Trade challenges impact electronics recycling and reuse
TRADE CHALLENGES IMPACT ELECTRONIC RECYCLING AND REUSE
BY NEIL PETERS-MICHAUD
Owner/CEO of Cascade Asset Management
Tariffs and trade disputes are directly impacting the e-scrap industry, causing financial impacts and processing challenges throughout this sector.
Import restrictions on recyclable plastics started in China in 2017 as part of its "National Sword" initiative that was a response, in part, to the high volume of contaminated waste mixed into imports of recyclable materials. Since virtually 100% of all U.S. generated plastics from electronics recycling was sent to China for processing prior to 2017, many operators set up new processing facilities in other Asian countries to absorb the diverted plastic stream. The influx of material quickly created an immense burden on these countries, causing Vietnam, Malaysia and Thailand to subsequently enact bans on e-scrap plastics and other waste materials.
Drone view of factory in Thailand processing e-scrap. Copyright Basel Action Network, February 2, 2018. Used by permission through e-Stewards license granted to Cascade Asset Management
CNBC reported in late May that Malaysia and the Philippines rejected more than 3,000 metric tons of non-recyclable plastic waste, including contaminated milk cartons, and bales of electronic and household waste from the U.S. and Canada.

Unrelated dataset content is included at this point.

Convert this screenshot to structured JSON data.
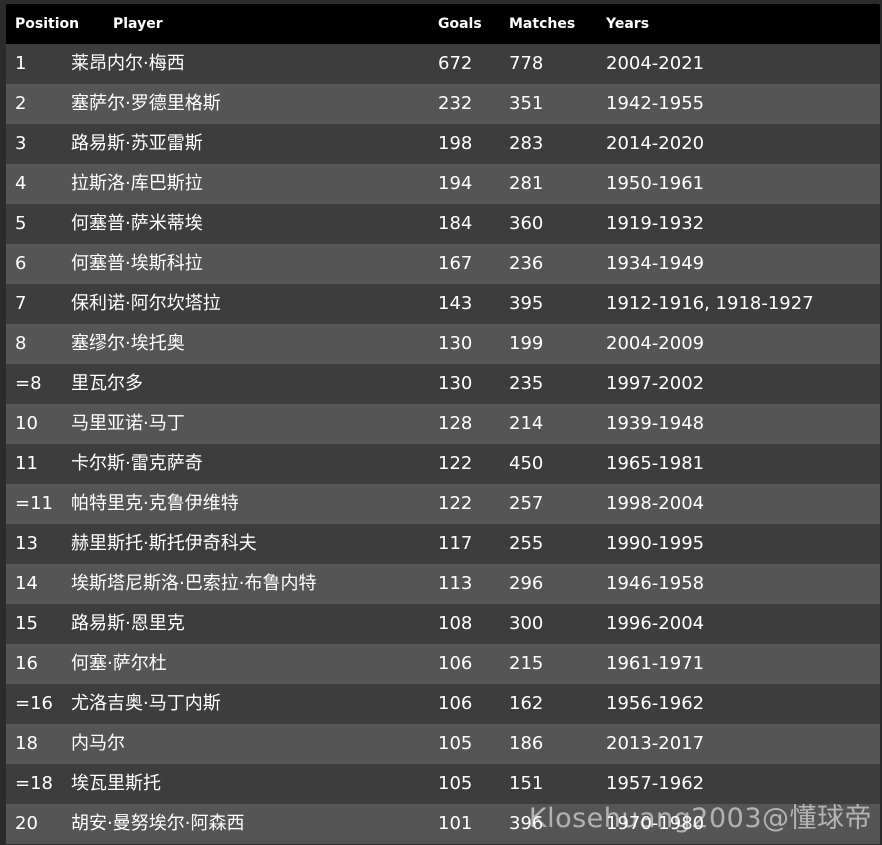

More than 60 containers of "smuggled" waste will be sent back to their countries of origin.
In addition, a recent change to the Basel Convention on the Control of Transboundary Movements of Hazardous Wastes and Their Disposal will make the shipment and processing of mixed plastics more challenging among the 187 countries that signed onto the treaty.
Import tariffs are also increasing costs on the recycling industry by raising prices on processing materials and supplies often sourced abroad.

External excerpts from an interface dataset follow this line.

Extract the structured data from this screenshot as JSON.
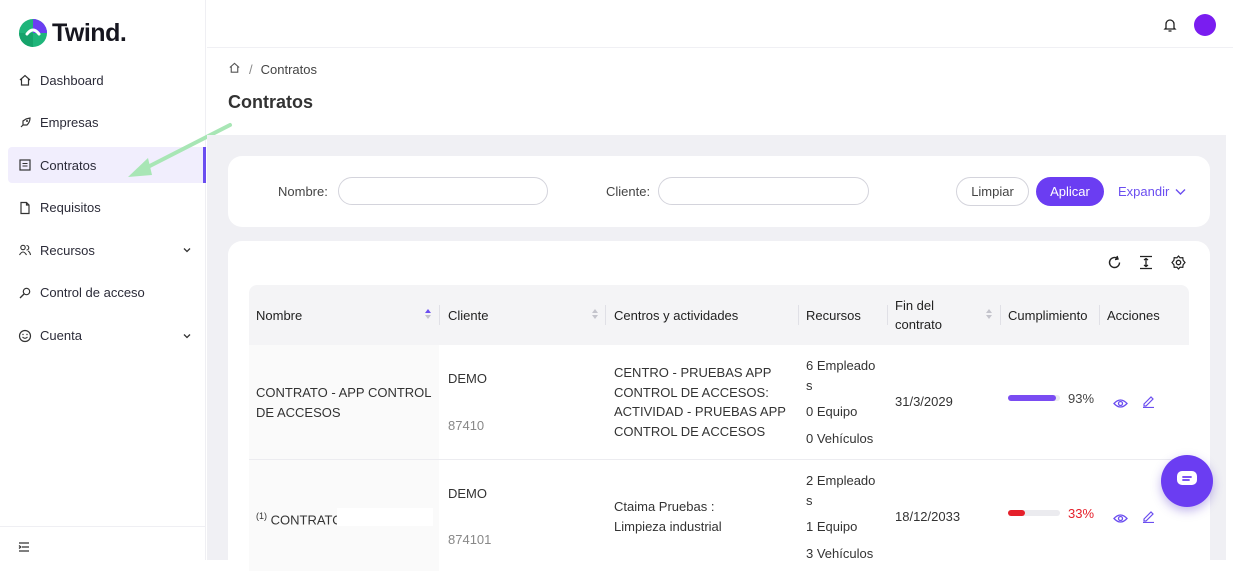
{
  "app": {
    "logo_text": "Twind."
  },
  "sidebar": {
    "items": [
      {
        "label": "Dashboard",
        "icon": "home-icon"
      },
      {
        "label": "Empresas",
        "icon": "rocket-icon"
      },
      {
        "label": "Contratos",
        "icon": "contract-icon",
        "active": true
      },
      {
        "label": "Requisitos",
        "icon": "file-icon"
      },
      {
        "label": "Recursos",
        "icon": "users-icon",
        "expandable": true
      },
      {
        "label": "Control de acceso",
        "icon": "key-icon"
      },
      {
        "label": "Cuenta",
        "icon": "smile-icon",
        "expandable": true
      }
    ]
  },
  "breadcrumb": {
    "current": "Contratos",
    "separator": "/"
  },
  "page": {
    "title": "Contratos"
  },
  "filters": {
    "nombre_label": "Nombre",
    "cliente_label": "Cliente",
    "colon": ":",
    "nombre_value": "",
    "cliente_value": "",
    "clear_label": "Limpiar",
    "apply_label": "Aplicar",
    "expand_label": "Expandir"
  },
  "table": {
    "headers": {
      "nombre": "Nombre",
      "cliente": "Cliente",
      "centros": "Centros y actividades",
      "recursos": "Recursos",
      "fin_line1": "Fin del",
      "fin_line2": "contrato",
      "cumplimiento": "Cumplimiento",
      "acciones": "Acciones"
    },
    "rows": [
      {
        "nombre_line1": "CONTRATO - APP CONTROL",
        "nombre_line2": "DE ACCESOS",
        "cliente": "DEMO",
        "cliente_id": "87410",
        "centros": [
          "CENTRO - PRUEBAS APP",
          "CONTROL DE ACCESOS:",
          "ACTIVIDAD - PRUEBAS APP",
          "CONTROL DE ACCESOS"
        ],
        "recursos": [
          "6 Empleado",
          "s",
          "0 Equipo",
          "0 Vehículos"
        ],
        "fin": "31/3/2029",
        "cumplimiento_pct": 93,
        "cumplimiento_label": "93%",
        "color": "#7a4cf2"
      },
      {
        "nombre_prefix": "(1)",
        "nombre_line1": "CONTRATO",
        "cliente": "DEMO",
        "cliente_id": "874101",
        "centros": [
          "Ctaima Pruebas :",
          "Limpieza industrial"
        ],
        "recursos": [
          "2 Empleado",
          "s",
          "1 Equipo",
          "3 Vehículos"
        ],
        "fin": "18/12/2033",
        "cumplimiento_pct": 33,
        "cumplimiento_label": "33%",
        "color": "#e5202b"
      }
    ]
  },
  "colors": {
    "accent": "#6b3df2",
    "active_bg": "#f1eefd",
    "danger": "#e5202b",
    "avatar": "#7a1df0"
  }
}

One of the potential positive outcomes of these trade policies is the development of a more robust domestic recycling infrastructure to manage these waste materials in order to avoid these trade barriers and costs. The federal government recently committed to investing up to $70 million in new research to reduce recycling costs and boost recycled content in manufacturing, with electronics recycling one of the targeted sectors. At the current time, there is no U.S. based plastics recycler that accepts and processes mixed electronic plastic scrap domestically so the process to create this domestic infrastructure will take some time.
Cascade Asset Management responded quickly to these global concerns by identifying a responsible market for our generated mixed plastics at Interecycling in Portugal. This company operates within the OECD and consistent with European electronics recycling schemes (WEEE). They use a mechanical process to sort out flame retardant plastics from more easily recyclable non-FR plastics. They perform these tasks at a higher cost than if exporting to Asia, but this solution provides a better assurance the plastic is safely and properly recycled in compliance with all international laws.

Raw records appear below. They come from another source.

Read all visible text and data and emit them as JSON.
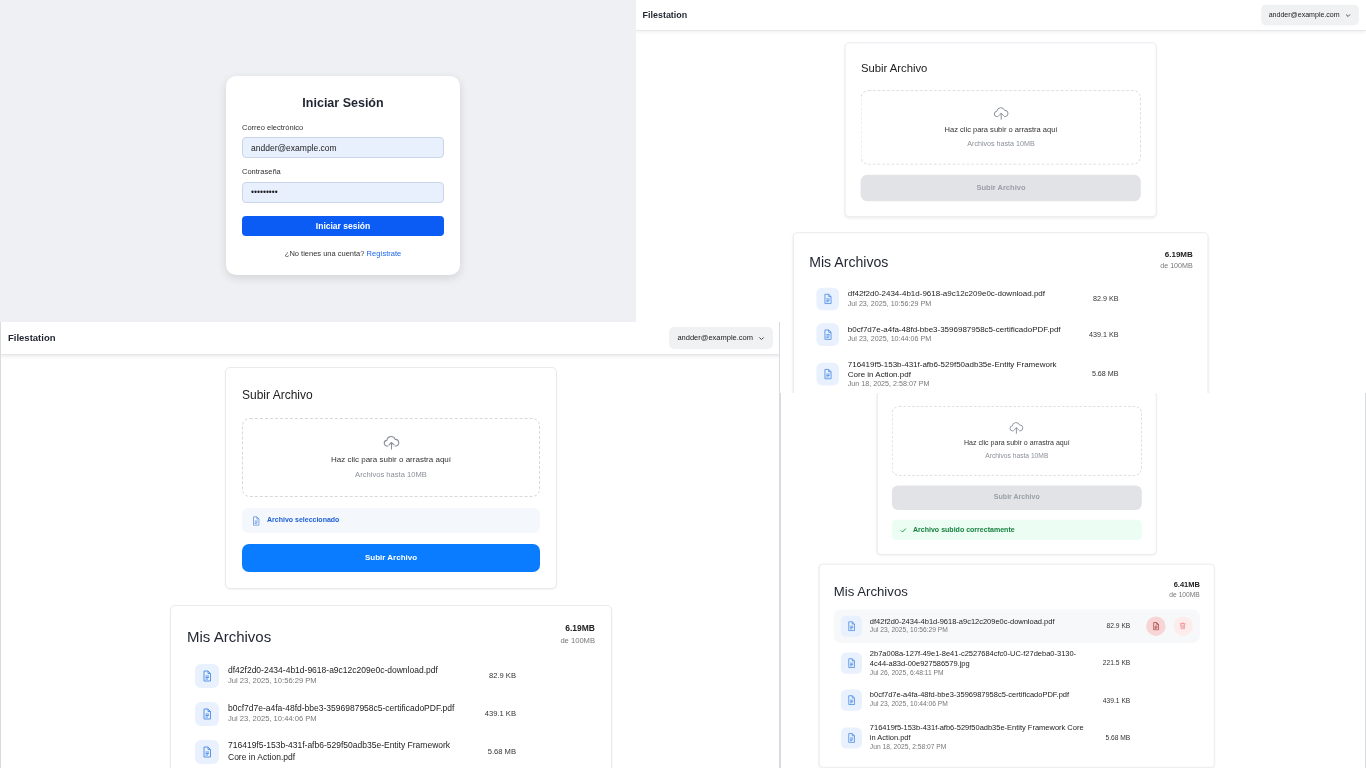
{
  "panels": [
    {
      "kind": "login",
      "title": "Iniciar Sesión",
      "fields": [
        {
          "label": "Correo electrónico",
          "value": "andder@example.com"
        },
        {
          "label": "Contraseña",
          "value": "•••••••••"
        }
      ],
      "submit": "Iniciar sesión",
      "prompt": "¿No tienes una cuenta?",
      "link": "Regístrate"
    },
    {
      "kind": "app",
      "navbar": {
        "brand": "Filestation",
        "user": "andder@example.com"
      },
      "upload": {
        "title": "Subir Archivo",
        "drop_text": "Haz clic para subir o arrastra aquí",
        "drop_hint": "Archivos hasta 10MB",
        "button": {
          "label": "Subir Archivo",
          "disabled": true
        }
      },
      "files": {
        "title": "Mis Archivos",
        "used": "6.19MB",
        "quota": "de 100MB",
        "items": [
          {
            "name": "df42f2d0-2434-4b1d-9618-a9c12c209e0c-download.pdf",
            "date": "Jul 23, 2025, 10:56:29 PM",
            "size": "82.9 KB",
            "highlighted": false
          },
          {
            "name": "b0cf7d7e-a4fa-48fd-bbe3-3596987958c5-certificadoPDF.pdf",
            "date": "Jul 23, 2025, 10:44:06 PM",
            "size": "439.1 KB",
            "highlighted": false
          },
          {
            "name": "716419f5-153b-431f-afb6-529f50adb35e-Entity Framework Core in Action.pdf",
            "date": "Jun 18, 2025, 2:58:07 PM",
            "size": "5.68 MB",
            "highlighted": false
          }
        ]
      }
    },
    {
      "kind": "app",
      "navbar": {
        "brand": "Filestation",
        "user": "andder@example.com"
      },
      "upload": {
        "title": "Subir Archivo",
        "drop_text": "Haz clic para subir o arrastra aquí",
        "drop_hint": "Archivos hasta 10MB",
        "selected_file": "Archivo seleccionado",
        "button": {
          "label": "Subir Archivo",
          "disabled": false
        }
      },
      "files": {
        "title": "Mis Archivos",
        "used": "6.19MB",
        "quota": "de 100MB",
        "items": [
          {
            "name": "df42f2d0-2434-4b1d-9618-a9c12c209e0c-download.pdf",
            "date": "Jul 23, 2025, 10:56:29 PM",
            "size": "82.9 KB",
            "highlighted": false
          },
          {
            "name": "b0cf7d7e-a4fa-48fd-bbe3-3596987958c5-certificadoPDF.pdf",
            "date": "Jul 23, 2025, 10:44:06 PM",
            "size": "439.1 KB",
            "highlighted": false
          },
          {
            "name": "716419f5-153b-431f-afb6-529f50adb35e-Entity Framework Core in Action.pdf",
            "size": "5.68 MB",
            "highlighted": false
          }
        ]
      }
    },
    {
      "kind": "app",
      "upload": {
        "drop_text": "Haz clic para subir o arrastra aquí",
        "drop_hint": "Archivos hasta 10MB",
        "button": {
          "label": "Subir Archivo",
          "disabled": true
        },
        "success": "Archivo subido correctamente"
      },
      "files": {
        "title": "Mis Archivos",
        "used": "6.41MB",
        "quota": "de 100MB",
        "items": [
          {
            "name": "df42f2d0-2434-4b1d-9618-a9c12c209e0c-download.pdf",
            "date": "Jul 23, 2025, 10:56:29 PM",
            "size": "82.9 KB",
            "highlighted": true
          },
          {
            "name": "2b7a008a-127f-49e1-8e41-c2527684cfc0-UC-f27deba0-3130-4c44-a83d-00e927586579.jpg",
            "date": "Jul 26, 2025, 6:48:11 PM",
            "size": "221.5 KB",
            "highlighted": false
          },
          {
            "name": "b0cf7d7e-a4fa-48fd-bbe3-3596987958c5-certificadoPDF.pdf",
            "date": "Jul 23, 2025, 10:44:06 PM",
            "size": "439.1 KB",
            "highlighted": false
          },
          {
            "name": "716419f5-153b-431f-afb6-529f50adb35e-Entity Framework Core in Action.pdf",
            "date": "Jun 18, 2025, 2:58:07 PM",
            "size": "5.68 MB",
            "highlighted": false
          }
        ]
      }
    }
  ]
}
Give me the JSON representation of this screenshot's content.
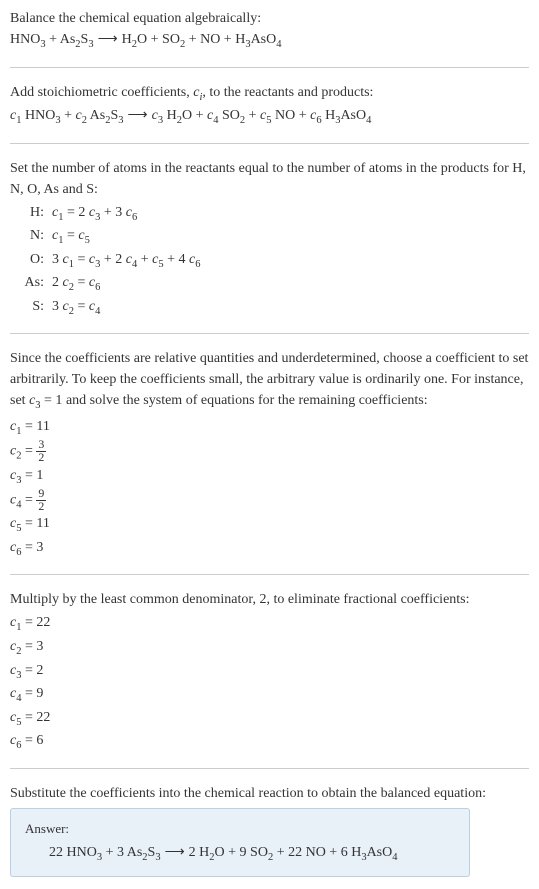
{
  "step1": {
    "text": "Balance the chemical equation algebraically:",
    "equation": "HNO₃ + As₂S₃  ⟶  H₂O + SO₂ + NO + H₃AsO₄"
  },
  "step2": {
    "text_part1": "Add stoichiometric coefficients, ",
    "ci": "cᵢ",
    "text_part2": ", to the reactants and products:",
    "equation": "c₁ HNO₃ + c₂ As₂S₃  ⟶  c₃ H₂O + c₄ SO₂ + c₅ NO + c₆ H₃AsO₄"
  },
  "step3": {
    "text": "Set the number of atoms in the reactants equal to the number of atoms in the products for H, N, O, As and S:",
    "rows": [
      {
        "label": "H:",
        "eq": "c₁ = 2 c₃ + 3 c₆"
      },
      {
        "label": "N:",
        "eq": "c₁ = c₅"
      },
      {
        "label": "O:",
        "eq": "3 c₁ = c₃ + 2 c₄ + c₅ + 4 c₆"
      },
      {
        "label": "As:",
        "eq": "2 c₂ = c₆"
      },
      {
        "label": "S:",
        "eq": "3 c₂ = c₄"
      }
    ]
  },
  "step4": {
    "text_part1": "Since the coefficients are relative quantities and underdetermined, choose a coefficient to set arbitrarily. To keep the coefficients small, the arbitrary value is ordinarily one. For instance, set ",
    "c3eq1": "c₃ = 1",
    "text_part2": " and solve the system of equations for the remaining coefficients:",
    "coeffs": [
      {
        "var": "c₁",
        "val": "11",
        "frac": null
      },
      {
        "var": "c₂",
        "val": null,
        "frac": {
          "num": "3",
          "den": "2"
        }
      },
      {
        "var": "c₃",
        "val": "1",
        "frac": null
      },
      {
        "var": "c₄",
        "val": null,
        "frac": {
          "num": "9",
          "den": "2"
        }
      },
      {
        "var": "c₅",
        "val": "11",
        "frac": null
      },
      {
        "var": "c₆",
        "val": "3",
        "frac": null
      }
    ]
  },
  "step5": {
    "text": "Multiply by the least common denominator, 2, to eliminate fractional coefficients:",
    "coeffs": [
      {
        "var": "c₁",
        "val": "22"
      },
      {
        "var": "c₂",
        "val": "3"
      },
      {
        "var": "c₃",
        "val": "2"
      },
      {
        "var": "c₄",
        "val": "9"
      },
      {
        "var": "c₅",
        "val": "22"
      },
      {
        "var": "c₆",
        "val": "6"
      }
    ]
  },
  "step6": {
    "text": "Substitute the coefficients into the chemical reaction to obtain the balanced equation:"
  },
  "answer": {
    "label": "Answer:",
    "equation": "22 HNO₃ + 3 As₂S₃  ⟶  2 H₂O + 9 SO₂ + 22 NO + 6 H₃AsO₄"
  }
}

Given all these changes in trade programs, it is essential to know where your materials go and whether your processor complies with all international trade laws. Otherwise, the materials may end up in the wrong hands or be rejected and shipped back at a great cost to all involved.